A new mother appeared recently in the galleries for African art at the Metropolitan Museum of Art. She is a painted wood figure, slightly smaller than life-size, holding an infant twin in each hand.
The sculptor, Claudette Schreuders, was born in 1973 in Pretoria. She had two distinct phases to her training: as an MFA student in Cape Town, and as in apprentice to masters in traditional woodcarving techniques in Nigeria and Kenya.
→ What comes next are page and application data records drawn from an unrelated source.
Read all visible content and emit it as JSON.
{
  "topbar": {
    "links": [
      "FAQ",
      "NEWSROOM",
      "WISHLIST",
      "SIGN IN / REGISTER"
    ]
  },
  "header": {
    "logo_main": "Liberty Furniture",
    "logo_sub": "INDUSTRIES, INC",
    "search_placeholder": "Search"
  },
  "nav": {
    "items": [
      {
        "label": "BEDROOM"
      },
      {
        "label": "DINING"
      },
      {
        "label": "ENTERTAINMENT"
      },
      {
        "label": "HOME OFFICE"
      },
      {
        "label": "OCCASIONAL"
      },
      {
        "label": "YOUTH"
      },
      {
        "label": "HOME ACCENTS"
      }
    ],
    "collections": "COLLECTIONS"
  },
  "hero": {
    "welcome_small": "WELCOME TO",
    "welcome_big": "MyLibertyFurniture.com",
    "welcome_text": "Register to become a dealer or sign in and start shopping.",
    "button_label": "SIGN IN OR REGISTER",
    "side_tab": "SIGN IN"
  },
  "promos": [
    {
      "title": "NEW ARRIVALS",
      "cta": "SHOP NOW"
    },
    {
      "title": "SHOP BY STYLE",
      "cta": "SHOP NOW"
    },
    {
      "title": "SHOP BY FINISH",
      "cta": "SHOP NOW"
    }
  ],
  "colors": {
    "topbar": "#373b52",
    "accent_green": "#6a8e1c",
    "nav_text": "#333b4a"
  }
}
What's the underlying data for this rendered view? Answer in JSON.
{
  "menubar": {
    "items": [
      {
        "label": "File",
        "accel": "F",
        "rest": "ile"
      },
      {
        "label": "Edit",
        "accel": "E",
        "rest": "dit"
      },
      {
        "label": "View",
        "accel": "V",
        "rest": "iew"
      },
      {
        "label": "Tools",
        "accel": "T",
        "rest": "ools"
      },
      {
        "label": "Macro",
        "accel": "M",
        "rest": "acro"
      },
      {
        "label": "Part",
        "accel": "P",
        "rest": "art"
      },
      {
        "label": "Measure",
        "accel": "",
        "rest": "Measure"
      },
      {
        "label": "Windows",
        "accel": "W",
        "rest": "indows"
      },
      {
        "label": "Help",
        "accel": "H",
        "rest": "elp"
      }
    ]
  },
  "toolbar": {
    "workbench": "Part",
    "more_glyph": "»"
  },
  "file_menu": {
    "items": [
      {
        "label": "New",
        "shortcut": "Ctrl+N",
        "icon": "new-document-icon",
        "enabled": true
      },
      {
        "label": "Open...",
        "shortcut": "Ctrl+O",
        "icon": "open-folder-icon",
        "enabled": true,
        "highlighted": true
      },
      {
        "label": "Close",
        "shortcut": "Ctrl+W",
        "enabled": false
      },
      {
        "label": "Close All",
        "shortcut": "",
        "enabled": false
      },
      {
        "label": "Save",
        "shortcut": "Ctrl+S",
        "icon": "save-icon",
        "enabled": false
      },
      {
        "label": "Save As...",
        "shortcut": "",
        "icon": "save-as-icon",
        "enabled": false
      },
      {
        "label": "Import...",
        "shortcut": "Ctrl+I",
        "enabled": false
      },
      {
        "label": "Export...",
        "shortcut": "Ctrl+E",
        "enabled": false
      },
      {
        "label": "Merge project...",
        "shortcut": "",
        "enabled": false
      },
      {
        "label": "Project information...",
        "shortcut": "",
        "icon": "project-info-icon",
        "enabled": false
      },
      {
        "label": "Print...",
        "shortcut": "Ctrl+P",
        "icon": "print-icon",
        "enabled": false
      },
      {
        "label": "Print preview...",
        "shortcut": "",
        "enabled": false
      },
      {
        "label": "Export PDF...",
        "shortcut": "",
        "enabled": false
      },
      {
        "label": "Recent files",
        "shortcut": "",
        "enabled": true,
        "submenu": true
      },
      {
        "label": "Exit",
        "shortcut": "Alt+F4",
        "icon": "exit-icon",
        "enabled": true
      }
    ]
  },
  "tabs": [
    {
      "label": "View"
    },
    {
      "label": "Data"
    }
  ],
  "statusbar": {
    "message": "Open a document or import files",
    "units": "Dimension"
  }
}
Her carved wood pieces—like this frank-looking woman, standing stockstill in her geometric ensemble as her matching babies squirm—owe to classical African as well as European medieval antecedents; she shows them in contemporary-art galleries, among them Jack Shainman in New York and Stevenson in South Africa.
So when Alisa LaGamma, a curator of African art at the Met (herself born in the Congo and brought up partly in Italy), saw Two Hands on a visit to Cape Town, she recommended it for acquisition—to the museum’s department of modern and contemporary art. Then, soon after her colleagues bought the 2010 artwork, she borrowed it from them.
LaGamma put the trio on a prominent platform in the main Africa gallery, alongside a Dogon sculpture of a mother and child, and in sight of similar pairs from other cultures. (Though twins are prominent in Dogon, Yoruba, and several other classical African-art traditions, LaGamma notes, the museum lacks the example for an ideal match-up.) Just down the wall from Two Hands hangs Between Earth and Heaven, a 2006 aluminum-and-copper tapestry by Ghana-born, Nigeria-based sculptor El Anatsui (another Shainman artist). Like the odes to the African mask the museum showed last year, Two Hands is yet more evidence that the boundaries between departments are eroding.
Call it contemporary, African, post-Primitivist, or post-Colonialist, it’s still a contemporary sculpture of white figures by a white South African female artist, taking pride of place in galleries devoted to more traditional arts of Africa. For that reason, this little family makes a very big statement.
Left: Mother and Child Figure (N’duleri), Mali, Dogon peoples, 16th - early 20th century, wood. The Michael C. Rockefeller Memorial Collection, bequest of Nelson A. Rockefeller.
Right: Claudette Schreuders, “Two Hands,” 2010, jelutong wood and enamel paint. The Metropolitan Museum of Art, New York, purchase, Abraham L. Waintrob Fund and Bertha and Isaac Liberman Foundation and The Gerta Foundation Gifts.
She was real?
By a solid 3 days too. Not even close haha
Hahaha nice! Lol